* Information shown *
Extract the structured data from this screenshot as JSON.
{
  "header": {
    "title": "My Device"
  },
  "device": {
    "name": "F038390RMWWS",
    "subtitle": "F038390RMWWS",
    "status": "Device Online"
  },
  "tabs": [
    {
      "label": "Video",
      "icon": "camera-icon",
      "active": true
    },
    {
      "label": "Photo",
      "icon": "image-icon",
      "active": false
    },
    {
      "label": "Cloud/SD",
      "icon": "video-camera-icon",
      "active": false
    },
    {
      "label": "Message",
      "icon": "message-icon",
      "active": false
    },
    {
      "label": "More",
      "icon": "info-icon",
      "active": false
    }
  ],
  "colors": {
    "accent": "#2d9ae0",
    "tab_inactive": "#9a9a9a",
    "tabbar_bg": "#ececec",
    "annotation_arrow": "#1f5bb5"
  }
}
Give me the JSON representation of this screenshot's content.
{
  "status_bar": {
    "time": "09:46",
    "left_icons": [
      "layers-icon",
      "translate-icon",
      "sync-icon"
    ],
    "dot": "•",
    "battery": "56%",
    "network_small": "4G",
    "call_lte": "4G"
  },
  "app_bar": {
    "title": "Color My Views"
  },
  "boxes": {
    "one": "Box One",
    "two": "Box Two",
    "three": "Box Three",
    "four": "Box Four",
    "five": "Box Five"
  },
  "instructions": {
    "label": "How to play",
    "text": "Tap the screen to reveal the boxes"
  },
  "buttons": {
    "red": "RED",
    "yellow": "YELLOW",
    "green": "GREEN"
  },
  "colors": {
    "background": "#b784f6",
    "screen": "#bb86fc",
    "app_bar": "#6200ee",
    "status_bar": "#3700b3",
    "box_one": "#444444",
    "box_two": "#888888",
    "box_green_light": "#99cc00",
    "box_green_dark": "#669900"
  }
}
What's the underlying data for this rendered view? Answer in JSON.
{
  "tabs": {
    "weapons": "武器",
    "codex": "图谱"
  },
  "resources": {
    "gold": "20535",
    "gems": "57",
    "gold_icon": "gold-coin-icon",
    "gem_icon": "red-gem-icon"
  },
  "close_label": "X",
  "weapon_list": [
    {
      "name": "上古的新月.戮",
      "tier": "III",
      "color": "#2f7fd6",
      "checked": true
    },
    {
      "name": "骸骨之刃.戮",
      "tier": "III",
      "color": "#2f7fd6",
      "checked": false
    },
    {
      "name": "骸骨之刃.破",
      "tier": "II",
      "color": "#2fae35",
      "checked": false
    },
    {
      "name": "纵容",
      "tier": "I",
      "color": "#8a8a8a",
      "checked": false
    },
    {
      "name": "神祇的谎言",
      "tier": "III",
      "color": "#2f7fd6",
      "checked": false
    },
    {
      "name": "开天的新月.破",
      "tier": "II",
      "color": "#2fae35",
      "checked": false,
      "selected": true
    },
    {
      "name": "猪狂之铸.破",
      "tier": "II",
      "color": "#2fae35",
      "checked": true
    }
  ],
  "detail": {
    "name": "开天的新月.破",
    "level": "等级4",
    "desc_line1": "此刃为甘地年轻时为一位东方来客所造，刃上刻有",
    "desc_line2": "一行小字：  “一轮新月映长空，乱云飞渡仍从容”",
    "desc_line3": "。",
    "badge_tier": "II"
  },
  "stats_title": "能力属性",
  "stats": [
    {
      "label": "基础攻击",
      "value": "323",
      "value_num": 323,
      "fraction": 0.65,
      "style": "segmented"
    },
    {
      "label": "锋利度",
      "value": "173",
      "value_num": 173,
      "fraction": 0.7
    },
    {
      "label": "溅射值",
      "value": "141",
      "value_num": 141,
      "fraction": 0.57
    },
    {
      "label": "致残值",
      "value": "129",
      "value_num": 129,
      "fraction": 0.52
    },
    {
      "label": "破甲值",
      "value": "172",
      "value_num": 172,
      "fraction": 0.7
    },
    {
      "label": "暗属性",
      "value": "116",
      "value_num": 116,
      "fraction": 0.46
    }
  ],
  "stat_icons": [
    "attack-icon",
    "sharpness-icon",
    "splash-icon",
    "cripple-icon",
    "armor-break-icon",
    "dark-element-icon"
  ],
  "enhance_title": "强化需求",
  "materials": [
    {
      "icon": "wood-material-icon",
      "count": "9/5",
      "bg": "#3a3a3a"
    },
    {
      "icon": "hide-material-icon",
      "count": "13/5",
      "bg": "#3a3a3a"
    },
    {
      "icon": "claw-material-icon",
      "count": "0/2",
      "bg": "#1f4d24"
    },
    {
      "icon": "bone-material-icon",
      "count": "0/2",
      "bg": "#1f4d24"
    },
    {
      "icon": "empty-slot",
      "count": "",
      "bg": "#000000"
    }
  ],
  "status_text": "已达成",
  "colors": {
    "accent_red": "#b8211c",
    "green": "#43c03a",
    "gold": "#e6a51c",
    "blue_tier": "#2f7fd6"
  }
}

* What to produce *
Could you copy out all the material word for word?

* Solution to the exercise *
Extract the structured data from this screenshot as JSON.
{
  "header": {
    "title": "My Device"
  },
  "device": {
    "name": "F038390RMWWS",
    "subtitle": "F038390RMWWS",
    "status": "Device Online"
  },
  "tabs": [
    {
      "label": "Video",
      "icon": "camera-icon",
      "active": true
    },
    {
      "label": "Photo",
      "icon": "image-icon",
      "active": false
    },
    {
      "label": "Cloud/SD",
      "icon": "video-camera-icon",
      "active": false
    },
    {
      "label": "Message",
      "icon": "message-icon",
      "active": false
    },
    {
      "label": "More",
      "icon": "info-icon",
      "active": false
    }
  ],
  "colors": {
    "accent": "#2d9ae0",
    "tab_inactive": "#9a9a9a",
    "tabbar_bg": "#ececec",
    "annotation_arrow": "#1f5bb5"
  }
}
Give me the JSON representation of this screenshot's content.
{
  "status_bar": {
    "time": "09:46",
    "left_icons": [
      "layers-icon",
      "translate-icon",
      "sync-icon"
    ],
    "dot": "•",
    "battery": "56%",
    "network_small": "4G",
    "call_lte": "4G"
  },
  "app_bar": {
    "title": "Color My Views"
  },
  "boxes": {
    "one": "Box One",
    "two": "Box Two",
    "three": "Box Three",
    "four": "Box Four",
    "five": "Box Five"
  },
  "instructions": {
    "label": "How to play",
    "text": "Tap the screen to reveal the boxes"
  },
  "buttons": {
    "red": "RED",
    "yellow": "YELLOW",
    "green": "GREEN"
  },
  "colors": {
    "background": "#b784f6",
    "screen": "#bb86fc",
    "app_bar": "#6200ee",
    "status_bar": "#3700b3",
    "box_one": "#444444",
    "box_two": "#888888",
    "box_green_light": "#99cc00",
    "box_green_dark": "#669900"
  }
}
What's the underlying data for this rendered view? Answer in JSON.
{
  "tabs": {
    "weapons": "武器",
    "codex": "图谱"
  },
  "resources": {
    "gold": "20535",
    "gems": "57",
    "gold_icon": "gold-coin-icon",
    "gem_icon": "red-gem-icon"
  },
  "close_label": "X",
  "weapon_list": [
    {
      "name": "上古的新月.戮",
      "tier": "III",
      "color": "#2f7fd6",
      "checked": true
    },
    {
      "name": "骸骨之刃.戮",
      "tier": "III",
      "color": "#2f7fd6",
      "checked": false
    },
    {
      "name": "骸骨之刃.破",
      "tier": "II",
      "color": "#2fae35",
      "checked": false
    },
    {
      "name": "纵容",
      "tier": "I",
      "color": "#8a8a8a",
      "checked": false
    },
    {
      "name": "神祇的谎言",
      "tier": "III",
      "color": "#2f7fd6",
      "checked": false
    },
    {
      "name": "开天的新月.破",
      "tier": "II",
      "color": "#2fae35",
      "checked": false,
      "selected": true
    },
    {
      "name": "猪狂之铸.破",
      "tier": "II",
      "color": "#2fae35",
      "checked": true
    }
  ],
  "detail": {
    "name": "开天的新月.破",
    "level": "等级4",
    "desc_line1": "此刃为甘地年轻时为一位东方来客所造，刃上刻有",
    "desc_line2": "一行小字：  “一轮新月映长空，乱云飞渡仍从容”",
    "desc_line3": "。",
    "badge_tier": "II"
  },
  "stats_title": "能力属性",
  "stats": [
    {
      "label": "基础攻击",
      "value": "323",
      "value_num": 323,
      "fraction": 0.65,
      "style": "segmented"
    },
    {
      "label": "锋利度",
      "value": "173",
      "value_num": 173,
      "fraction": 0.7
    },
    {
      "label": "溅射值",
      "value": "141",
      "value_num": 141,
      "fraction": 0.57
    },
    {
      "label": "致残值",
      "value": "129",
      "value_num": 129,
      "fraction": 0.52
    },
    {
      "label": "破甲值",
      "value": "172",
      "value_num": 172,
      "fraction": 0.7
    },
    {
      "label": "暗属性",
      "value": "116",
      "value_num": 116,
      "fraction": 0.46
    }
  ],
  "stat_icons": [
    "attack-icon",
    "sharpness-icon",
    "splash-icon",
    "cripple-icon",
    "armor-break-icon",
    "dark-element-icon"
  ],
  "enhance_title": "强化需求",
  "materials": [
    {
      "icon": "wood-material-icon",
      "count": "9/5",
      "bg": "#3a3a3a"
    },
    {
      "icon": "hide-material-icon",
      "count": "13/5",
      "bg": "#3a3a3a"
    },
    {
      "icon": "claw-material-icon",
      "count": "0/2",
      "bg": "#1f4d24"
    },
    {
      "icon": "bone-material-icon",
      "count": "0/2",
      "bg": "#1f4d24"
    },
    {
      "icon": "empty-slot",
      "count": "",
      "bg": "#000000"
    }
  ],
  "status_text": "已达成",
  "colors": {
    "accent_red": "#b8211c",
    "green": "#43c03a",
    "gold": "#e6a51c",
    "blue_tier": "#2f7fd6"
  }
}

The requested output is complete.